Global expenditure for wind turbines Operations and Maintenance (O&M) is expected to rise from $9.25 billion in 2014 to an estimated $17 billion by 2020, according to research and consulting firm GlobalData. The increasing number of installations and aging turbines are the primary cause for the predicted price hike.
A wind farm’s O&M is an essential price to pay—it contributes to value creation, increases turbine availability, and boosts returns, said Harshavardhan Reddy Nagatham, a GlobalData analyst.
O&M continues to change and improve as demand grows. In previous years, working up-tower on a wind turbine was challenging, if not impossible some times of year. “If a high-speed shaft or an intermediate bearing needed fixing inside a turbine, the gearbox had to come down,” explained Mike Grunow, Vice President of Sales and Marketing at Moventas. “Now we are able to do a lot of repairs up-tower.”
Replacing the gear on a high-speed shaft is now possible, but doing so depends on the turbine’s gearbox because the process calls for specialized tooling.
Common maintenance challenges that affect wind farms today include keeping gearbox oil clean and free of water contaminants.
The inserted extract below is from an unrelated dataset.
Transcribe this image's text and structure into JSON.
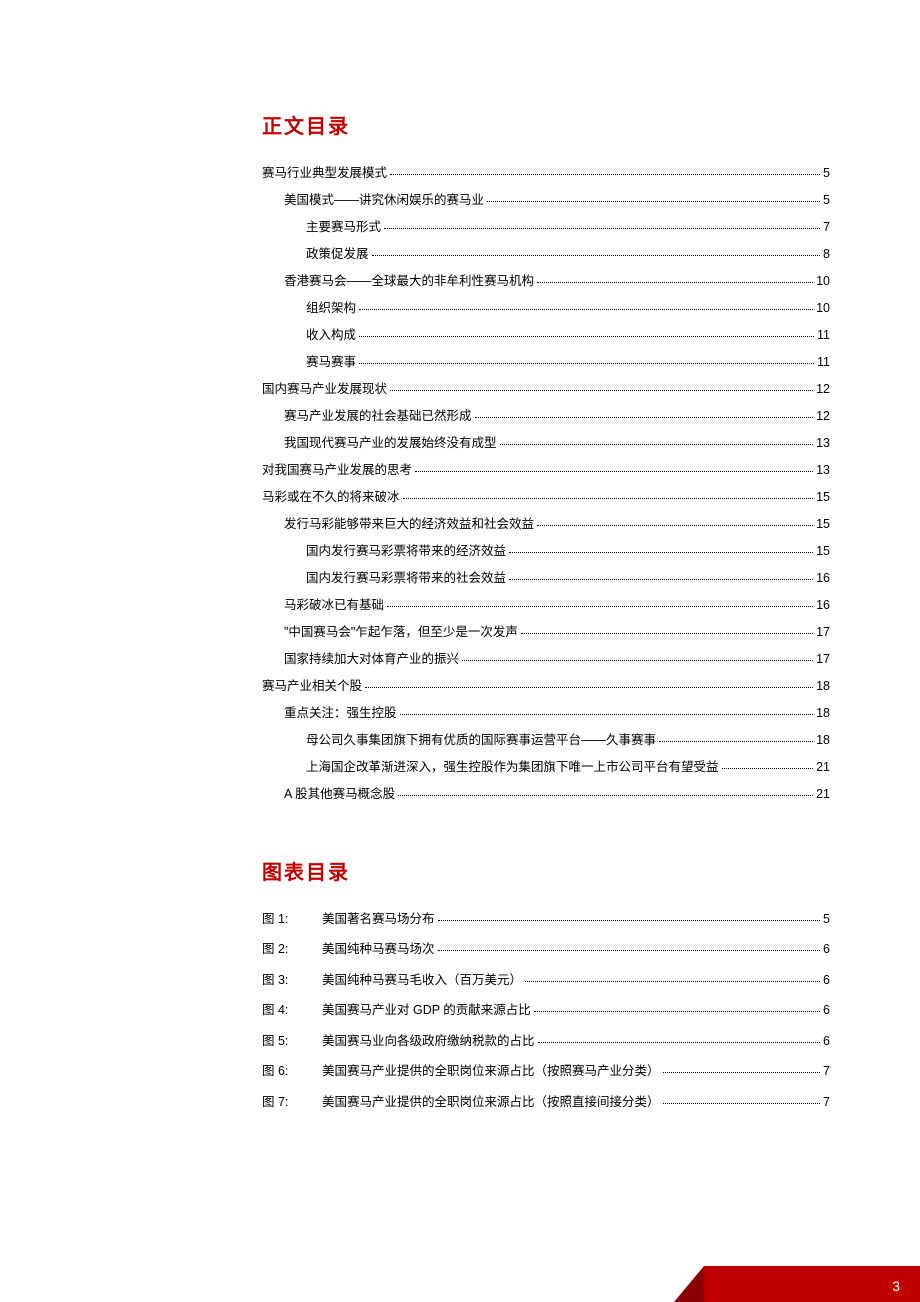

Specialists suggest using a harder surface of the gear to mitigate boundary lubrication.
“All manufacturers will use carburized gears in their gearboxes, but when it comes to the ring gear, many manufacturers choose other materials and hardening processes,” said Grunow. “As a result, the ring gear isn’t as durable in an environment with contamination. It builds up in the oil, and eventually the gearbox bearings will fail because of it.”
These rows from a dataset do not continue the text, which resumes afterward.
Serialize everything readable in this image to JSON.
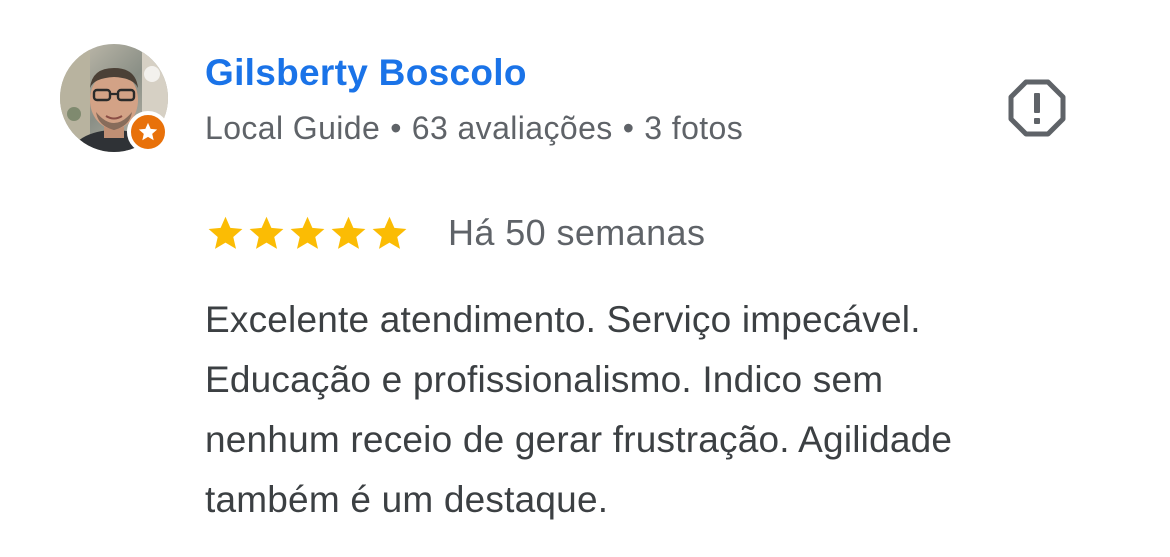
{
  "review": {
    "author": {
      "name": "Gilsberty Boscolo",
      "avatar_icon": "user-photo",
      "badge_icon": "local-guide-star-icon",
      "badge_color": "#e8710a",
      "level": "Local Guide",
      "reviews_count": "63 avaliações",
      "photos_count": "3 fotos",
      "separator": "•"
    },
    "report_icon": "report-octagon-icon",
    "rating": {
      "stars": 5,
      "max_stars": 5,
      "star_color": "#fbbc04"
    },
    "time_ago": "Há 50 semanas",
    "text_lines": [
      "Excelente atendimento. Serviço impecável.",
      "Educação e profissionalismo. Indico sem",
      "nenhum receio de gerar frustração. Agilidade",
      "também é um destaque."
    ]
  },
  "colors": {
    "name": "#1a73e8",
    "meta": "#5f6368",
    "body_text": "#3c4043",
    "icon": "#5f6368"
  }
}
Size is another challenge for maintenance work in the wind industry. The bore of the planet wheel can only be so large before it loses rim thickness, and at a certain thinness the gear teeth will crack, said Grunow. Ultimately, bearing size is limited by size restrictions in the nacelle. An integrated bearing lets a manufacturer achieve greater capacity in the planetary stage of a gearbox.
Wind-farm owners are tracking and monitoring their assets to reduce turbine maintenance and increase performance whenever possible.
“Regular O&M reduces the downtime of a turbine and optimizes electricity generation, which leads to an increase in revenue,” said Nagatham. “In optimal conditions, O&M activity guarantees a turbine life of 20 years. Life may be further extended through improvements and adaptations during the later years of its lifecycle.”
Quality O&M services are designed to maximize gearbox life through the early detection of mechanical problems. Using more than simple vibration analysis, one program in the industry uses real-time multi-sensor monitoring of gearbox vibration, oil condition, and particle counts. This allows diagnosing some potential problems months in advance, Grunow said.
For aging and post-warranty wind turbines, a few programs may help reduce maintenance and repair costs. One in particular, offered by Moventas, gives customers a refurbished or brand-new replacement gearbox in exchange for their damaged gearbox. Customers only pay the cost of the repair, and they benefit from minimized downtime and crane usage, according to the company.
“Maintenance can be proactively planned, which limits downtime,” said Grunow.